■ **ASSIGNMENT**
Where the word "para" occurs in a line of the listing below, copy that line.

■ **EXERCISE INPUT**

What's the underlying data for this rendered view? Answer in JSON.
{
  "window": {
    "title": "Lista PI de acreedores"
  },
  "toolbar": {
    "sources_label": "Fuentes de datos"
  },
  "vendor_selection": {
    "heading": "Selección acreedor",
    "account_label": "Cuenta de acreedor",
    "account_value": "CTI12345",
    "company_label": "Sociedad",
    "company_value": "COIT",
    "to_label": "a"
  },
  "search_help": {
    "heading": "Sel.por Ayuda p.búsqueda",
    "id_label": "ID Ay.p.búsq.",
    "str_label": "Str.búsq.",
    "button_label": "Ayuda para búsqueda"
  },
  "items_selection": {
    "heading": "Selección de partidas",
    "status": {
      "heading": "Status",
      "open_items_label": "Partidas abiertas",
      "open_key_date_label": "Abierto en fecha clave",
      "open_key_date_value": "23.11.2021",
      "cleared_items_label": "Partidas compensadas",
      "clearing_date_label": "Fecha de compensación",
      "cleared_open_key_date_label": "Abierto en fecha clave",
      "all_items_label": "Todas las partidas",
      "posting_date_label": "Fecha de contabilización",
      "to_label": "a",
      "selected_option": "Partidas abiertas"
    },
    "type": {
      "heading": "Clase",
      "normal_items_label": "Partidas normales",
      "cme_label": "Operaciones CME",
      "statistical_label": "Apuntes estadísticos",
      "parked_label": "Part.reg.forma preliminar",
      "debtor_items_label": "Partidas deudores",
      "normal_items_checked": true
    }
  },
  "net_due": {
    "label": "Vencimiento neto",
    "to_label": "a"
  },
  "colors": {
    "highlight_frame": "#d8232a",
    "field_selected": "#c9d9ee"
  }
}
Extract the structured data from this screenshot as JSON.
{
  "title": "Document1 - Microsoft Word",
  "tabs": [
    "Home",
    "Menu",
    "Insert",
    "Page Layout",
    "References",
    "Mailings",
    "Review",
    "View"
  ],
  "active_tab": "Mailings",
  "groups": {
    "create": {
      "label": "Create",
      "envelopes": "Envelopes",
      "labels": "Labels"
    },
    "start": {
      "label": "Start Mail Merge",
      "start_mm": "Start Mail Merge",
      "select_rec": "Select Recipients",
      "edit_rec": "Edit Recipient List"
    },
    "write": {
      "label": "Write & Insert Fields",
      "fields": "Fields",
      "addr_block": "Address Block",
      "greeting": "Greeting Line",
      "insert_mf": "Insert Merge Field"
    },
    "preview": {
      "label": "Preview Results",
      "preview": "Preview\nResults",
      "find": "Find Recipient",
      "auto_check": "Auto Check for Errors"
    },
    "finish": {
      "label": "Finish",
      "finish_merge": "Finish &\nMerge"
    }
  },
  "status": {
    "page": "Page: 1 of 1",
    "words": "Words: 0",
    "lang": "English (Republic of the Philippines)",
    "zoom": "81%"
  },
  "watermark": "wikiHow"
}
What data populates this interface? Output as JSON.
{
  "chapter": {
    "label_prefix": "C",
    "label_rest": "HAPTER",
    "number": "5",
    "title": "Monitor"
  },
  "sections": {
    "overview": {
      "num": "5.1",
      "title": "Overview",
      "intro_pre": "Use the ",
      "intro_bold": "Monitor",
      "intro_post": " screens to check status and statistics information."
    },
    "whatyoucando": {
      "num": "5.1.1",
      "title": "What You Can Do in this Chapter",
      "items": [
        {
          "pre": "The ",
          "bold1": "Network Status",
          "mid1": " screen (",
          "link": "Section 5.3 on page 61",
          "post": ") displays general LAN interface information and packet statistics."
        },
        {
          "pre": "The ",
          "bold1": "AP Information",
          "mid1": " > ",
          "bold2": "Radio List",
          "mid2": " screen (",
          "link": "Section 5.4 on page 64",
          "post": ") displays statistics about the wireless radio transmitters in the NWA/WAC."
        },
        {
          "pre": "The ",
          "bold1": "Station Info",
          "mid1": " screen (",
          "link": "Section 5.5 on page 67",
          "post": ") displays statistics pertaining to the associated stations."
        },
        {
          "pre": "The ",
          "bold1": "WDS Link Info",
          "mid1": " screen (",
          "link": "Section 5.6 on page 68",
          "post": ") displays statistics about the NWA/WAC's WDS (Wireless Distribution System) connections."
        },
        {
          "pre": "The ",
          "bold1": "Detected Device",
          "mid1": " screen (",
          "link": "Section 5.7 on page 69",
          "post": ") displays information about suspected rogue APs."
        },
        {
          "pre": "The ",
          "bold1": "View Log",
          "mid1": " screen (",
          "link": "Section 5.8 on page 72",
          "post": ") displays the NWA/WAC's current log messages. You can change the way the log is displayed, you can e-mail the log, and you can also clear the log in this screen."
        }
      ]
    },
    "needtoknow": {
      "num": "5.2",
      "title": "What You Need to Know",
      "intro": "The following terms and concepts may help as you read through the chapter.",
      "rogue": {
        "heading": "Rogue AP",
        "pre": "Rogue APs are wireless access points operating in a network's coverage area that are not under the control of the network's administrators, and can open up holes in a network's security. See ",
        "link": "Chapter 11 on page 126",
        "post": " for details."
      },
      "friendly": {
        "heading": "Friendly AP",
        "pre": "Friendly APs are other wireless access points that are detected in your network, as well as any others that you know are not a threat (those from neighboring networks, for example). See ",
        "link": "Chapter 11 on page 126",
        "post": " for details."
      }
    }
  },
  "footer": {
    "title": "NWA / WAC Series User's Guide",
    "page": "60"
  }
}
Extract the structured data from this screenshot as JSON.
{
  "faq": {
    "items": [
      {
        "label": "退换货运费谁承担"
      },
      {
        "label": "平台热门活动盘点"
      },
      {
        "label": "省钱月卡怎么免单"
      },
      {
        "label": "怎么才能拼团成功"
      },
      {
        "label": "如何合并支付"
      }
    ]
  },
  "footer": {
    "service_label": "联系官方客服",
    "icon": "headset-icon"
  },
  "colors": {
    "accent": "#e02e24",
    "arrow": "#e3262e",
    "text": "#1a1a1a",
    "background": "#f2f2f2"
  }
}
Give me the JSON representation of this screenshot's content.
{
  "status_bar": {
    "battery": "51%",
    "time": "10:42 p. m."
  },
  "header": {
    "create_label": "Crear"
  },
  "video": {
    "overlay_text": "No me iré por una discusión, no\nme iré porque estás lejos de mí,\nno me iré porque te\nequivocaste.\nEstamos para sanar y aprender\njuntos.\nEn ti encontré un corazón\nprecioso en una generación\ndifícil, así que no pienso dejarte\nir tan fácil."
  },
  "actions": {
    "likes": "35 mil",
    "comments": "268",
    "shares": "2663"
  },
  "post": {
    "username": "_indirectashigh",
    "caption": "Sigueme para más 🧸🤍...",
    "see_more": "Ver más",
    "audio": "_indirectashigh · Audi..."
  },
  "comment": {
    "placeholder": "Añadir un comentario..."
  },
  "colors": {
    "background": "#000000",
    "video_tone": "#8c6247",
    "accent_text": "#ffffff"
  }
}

■ **WRITTEN REPLY**
    "button_label": "Ayuda para búsqueda"
    "overlay_text": "No me iré por una discusión, no\nme iré porque estás lejos de mí,\nno me iré porque te\nequivocaste.\nEstamos para sanar y aprender\njuntos.\nEn ti encontré un corazón\nprecioso en una generación\ndifícil, así que no pienso dejarte\nir tan fácil."
    "caption": "Sigueme para más 🧸🤍...",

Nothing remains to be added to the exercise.